We’ve all heard it many times; everyone from our doctors to our friends says, “Keep your cholesterol in check, and avoid eating fatty foods.” In addition to increasing your risk for heart disease, cholesterol may also increase the rate at which cells in the intestine grow and divide, a characteristic of tumor formation. How cholesterol drives tumor growth was unknown, until a recent study by researchers at UCLA’s school of medicine found a possible mechanism.
Why is cholesterol important for this study?
Cell growth and reproduction are critical life processes which require large amounts of energy. This energy can be provided by fats, including cholesterol and phospholipids. These molecules also play a key role in the maintaining the structure and proper functioning of cells.
What are intestinal stem cells, and how are they related to colon cancer?
Our intestines have finger-like projections known as villi, and at the base of each villus is a crypt containing intestinal stem cells (ISCs). Stem cells are a special kind of cell- they are not committed to any particular job and can become whatever they want. When these cells divide, they give rise to 2 cells: one is an exact copy of the parent cell, and the other is a cell which can go on to become specialized. In the case of ISCs, they become villus cells. Cancer can develop when the specialization process is disturbed. ISCs have been shown to be the source for intestine tumors in laboratory mice.
The experimental evidence:
What’s the relationship between Lpcat3, cholesterol production, cell growth and tumor formation? How is cholesterol related to cell division?
Lpcat3 is a protein which is essential for cell membrane function; without it, the membrane can become rigid and its fluidity decreases. Mice lacking Lpcat3 had longer and wider intestines than mice with Lpcat3. Specifically, researchers noted that the crypts were taller and the villi were longer. A process known as immunostaining- where proteins are tagged- found that the ISCs were in a state of rapid cell division. Therefore, a deficiency in Lpcat3 leads to increased cell division.

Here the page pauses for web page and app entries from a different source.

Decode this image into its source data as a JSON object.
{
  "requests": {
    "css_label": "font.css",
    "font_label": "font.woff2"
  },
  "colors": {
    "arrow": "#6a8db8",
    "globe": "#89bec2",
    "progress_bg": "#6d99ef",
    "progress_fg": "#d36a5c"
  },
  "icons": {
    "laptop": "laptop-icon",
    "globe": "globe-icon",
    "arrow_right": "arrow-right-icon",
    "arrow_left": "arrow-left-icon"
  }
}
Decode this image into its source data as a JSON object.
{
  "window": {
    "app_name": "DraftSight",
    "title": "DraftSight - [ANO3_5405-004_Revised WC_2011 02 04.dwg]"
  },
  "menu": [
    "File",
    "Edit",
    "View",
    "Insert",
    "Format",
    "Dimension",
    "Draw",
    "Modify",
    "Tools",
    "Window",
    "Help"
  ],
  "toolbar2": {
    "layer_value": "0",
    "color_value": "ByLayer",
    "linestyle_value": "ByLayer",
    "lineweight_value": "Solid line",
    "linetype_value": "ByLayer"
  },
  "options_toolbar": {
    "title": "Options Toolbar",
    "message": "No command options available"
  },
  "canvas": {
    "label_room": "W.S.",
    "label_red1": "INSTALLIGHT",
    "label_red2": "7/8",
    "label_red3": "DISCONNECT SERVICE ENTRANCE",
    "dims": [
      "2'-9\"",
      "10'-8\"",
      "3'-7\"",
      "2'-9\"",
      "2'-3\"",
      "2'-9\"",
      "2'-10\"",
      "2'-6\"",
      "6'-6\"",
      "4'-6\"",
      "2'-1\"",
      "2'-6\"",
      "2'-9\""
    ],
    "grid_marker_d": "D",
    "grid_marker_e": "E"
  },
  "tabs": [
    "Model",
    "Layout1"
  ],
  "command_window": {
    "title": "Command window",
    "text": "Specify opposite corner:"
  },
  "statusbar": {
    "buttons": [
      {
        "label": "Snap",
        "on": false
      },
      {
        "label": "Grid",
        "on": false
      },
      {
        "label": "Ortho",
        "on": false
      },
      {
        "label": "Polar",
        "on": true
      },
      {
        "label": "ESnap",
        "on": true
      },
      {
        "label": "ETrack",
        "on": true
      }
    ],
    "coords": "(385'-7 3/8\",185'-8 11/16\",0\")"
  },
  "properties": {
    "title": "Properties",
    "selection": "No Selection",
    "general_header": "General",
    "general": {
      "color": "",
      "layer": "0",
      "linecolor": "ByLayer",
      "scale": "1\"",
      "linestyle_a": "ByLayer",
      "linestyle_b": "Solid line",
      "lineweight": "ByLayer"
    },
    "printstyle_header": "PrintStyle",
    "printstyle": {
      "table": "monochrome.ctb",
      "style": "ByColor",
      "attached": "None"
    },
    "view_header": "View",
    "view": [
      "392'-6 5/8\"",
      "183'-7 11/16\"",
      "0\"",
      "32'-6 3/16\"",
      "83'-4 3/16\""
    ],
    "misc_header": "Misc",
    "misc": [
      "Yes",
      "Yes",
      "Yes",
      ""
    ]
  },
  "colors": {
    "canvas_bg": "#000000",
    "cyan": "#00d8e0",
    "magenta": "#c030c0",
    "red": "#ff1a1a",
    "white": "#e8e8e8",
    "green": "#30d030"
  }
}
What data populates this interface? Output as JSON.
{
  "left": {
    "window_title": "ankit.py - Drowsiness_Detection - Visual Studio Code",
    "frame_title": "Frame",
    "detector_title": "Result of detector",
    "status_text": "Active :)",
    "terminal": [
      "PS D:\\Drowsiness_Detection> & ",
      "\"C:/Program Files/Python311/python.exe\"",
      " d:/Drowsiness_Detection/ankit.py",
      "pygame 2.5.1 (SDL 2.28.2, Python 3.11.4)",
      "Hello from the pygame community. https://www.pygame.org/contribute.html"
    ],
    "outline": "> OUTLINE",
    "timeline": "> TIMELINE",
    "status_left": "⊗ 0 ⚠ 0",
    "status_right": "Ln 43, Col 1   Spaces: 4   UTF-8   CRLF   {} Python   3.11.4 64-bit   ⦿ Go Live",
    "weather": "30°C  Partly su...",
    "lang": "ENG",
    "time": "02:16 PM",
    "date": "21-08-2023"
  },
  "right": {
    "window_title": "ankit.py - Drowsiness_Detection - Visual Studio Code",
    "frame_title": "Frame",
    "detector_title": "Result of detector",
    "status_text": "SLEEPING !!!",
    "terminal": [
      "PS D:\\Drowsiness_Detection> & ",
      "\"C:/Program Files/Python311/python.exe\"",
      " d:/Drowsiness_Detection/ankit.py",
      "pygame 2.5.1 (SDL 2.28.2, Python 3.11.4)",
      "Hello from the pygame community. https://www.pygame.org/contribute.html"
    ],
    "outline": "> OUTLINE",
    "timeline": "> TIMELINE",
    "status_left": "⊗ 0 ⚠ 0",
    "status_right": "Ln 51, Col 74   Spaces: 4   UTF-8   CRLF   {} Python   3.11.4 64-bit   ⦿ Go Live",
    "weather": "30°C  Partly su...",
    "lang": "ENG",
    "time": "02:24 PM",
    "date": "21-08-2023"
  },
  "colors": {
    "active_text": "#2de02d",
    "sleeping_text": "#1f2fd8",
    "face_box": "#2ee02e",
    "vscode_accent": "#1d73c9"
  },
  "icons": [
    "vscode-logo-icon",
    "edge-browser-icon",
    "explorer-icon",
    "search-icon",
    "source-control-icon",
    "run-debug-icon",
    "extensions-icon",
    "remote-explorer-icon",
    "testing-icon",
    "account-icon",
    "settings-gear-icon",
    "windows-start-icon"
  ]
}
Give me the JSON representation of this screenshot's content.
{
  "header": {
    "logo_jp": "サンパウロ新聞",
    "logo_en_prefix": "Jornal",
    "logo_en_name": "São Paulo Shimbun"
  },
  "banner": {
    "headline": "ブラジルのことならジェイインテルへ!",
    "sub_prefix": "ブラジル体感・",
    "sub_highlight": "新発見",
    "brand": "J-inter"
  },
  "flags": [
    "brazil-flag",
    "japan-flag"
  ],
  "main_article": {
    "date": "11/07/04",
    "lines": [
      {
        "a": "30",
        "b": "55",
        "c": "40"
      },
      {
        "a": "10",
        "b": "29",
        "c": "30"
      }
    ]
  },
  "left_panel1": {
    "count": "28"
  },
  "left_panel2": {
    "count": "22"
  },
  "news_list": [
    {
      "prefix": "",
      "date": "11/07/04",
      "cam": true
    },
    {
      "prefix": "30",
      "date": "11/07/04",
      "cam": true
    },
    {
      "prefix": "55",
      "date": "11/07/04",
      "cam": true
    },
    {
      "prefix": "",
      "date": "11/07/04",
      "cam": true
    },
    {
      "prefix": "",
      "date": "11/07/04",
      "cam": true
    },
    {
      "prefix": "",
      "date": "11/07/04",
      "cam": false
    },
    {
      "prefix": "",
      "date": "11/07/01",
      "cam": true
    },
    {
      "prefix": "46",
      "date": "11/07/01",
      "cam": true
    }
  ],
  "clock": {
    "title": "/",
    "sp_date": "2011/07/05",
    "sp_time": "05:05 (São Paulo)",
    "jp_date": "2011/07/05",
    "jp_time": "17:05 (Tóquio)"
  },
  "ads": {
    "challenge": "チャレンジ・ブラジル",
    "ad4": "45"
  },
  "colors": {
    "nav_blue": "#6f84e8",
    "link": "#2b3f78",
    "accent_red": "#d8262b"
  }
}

Crypts from Lpcat3 deficient mice also had cholesterol levels 25% higher than in crypts from mice that did not lack Lpcat3.
Mice fed a high cholesterol diet had crypts with more ISCs compared to mice who ate a regular diet, suggesting that cholesterol drives cell division in ISCs. These crypts also showed a 15% increase in cholesterol content. Therefore, the availability of cholesterol in the cell’s environment affects its ability to divide. Can suppressing the production of cholesterol reduce ISC growth and division? When researchers gave a cholesterol suppressing substance to mice lacking Lpcat3, they found that crypt height was lower and there were less ISCs.
Finally, we know that Lpcat3 deficiency can cause cell division, but can it promote the growth of tumors? When researchers mated Lpcat3 deficient mice with mice lacking a tumor blocking gene, some of the offspring inherited both defects. These offspring suffered from tumors, bleeding and anemia.
This study presented many dangers of too much cholesterol. The takeaway from this article shouldn’t be heightened fear. The information should be used to help us decide which foods to eat. Diet is something that is in our control and implementing preventative measures could protect us in the long run.
Research Paper: “Phospholipid Remodeling and Cholesterol Availability Regulate Intestinal Stemness and Tumorigenesis”